═════ Given data ═════

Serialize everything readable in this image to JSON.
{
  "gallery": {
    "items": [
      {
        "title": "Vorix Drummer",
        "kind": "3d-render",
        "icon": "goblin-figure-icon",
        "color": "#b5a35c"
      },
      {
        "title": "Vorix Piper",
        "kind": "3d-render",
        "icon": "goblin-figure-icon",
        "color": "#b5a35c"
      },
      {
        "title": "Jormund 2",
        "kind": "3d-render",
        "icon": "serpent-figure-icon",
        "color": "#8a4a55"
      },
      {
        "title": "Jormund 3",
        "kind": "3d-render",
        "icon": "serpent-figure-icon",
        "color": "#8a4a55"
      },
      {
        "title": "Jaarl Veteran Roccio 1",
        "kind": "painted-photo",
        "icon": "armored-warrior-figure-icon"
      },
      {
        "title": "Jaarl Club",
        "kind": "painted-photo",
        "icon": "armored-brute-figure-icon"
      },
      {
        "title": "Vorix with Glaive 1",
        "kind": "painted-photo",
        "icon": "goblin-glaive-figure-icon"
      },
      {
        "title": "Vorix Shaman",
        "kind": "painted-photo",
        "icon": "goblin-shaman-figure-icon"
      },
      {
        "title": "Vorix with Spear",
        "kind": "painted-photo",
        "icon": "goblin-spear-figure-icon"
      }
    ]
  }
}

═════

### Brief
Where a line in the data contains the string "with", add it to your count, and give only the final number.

### Solution to this exercise
2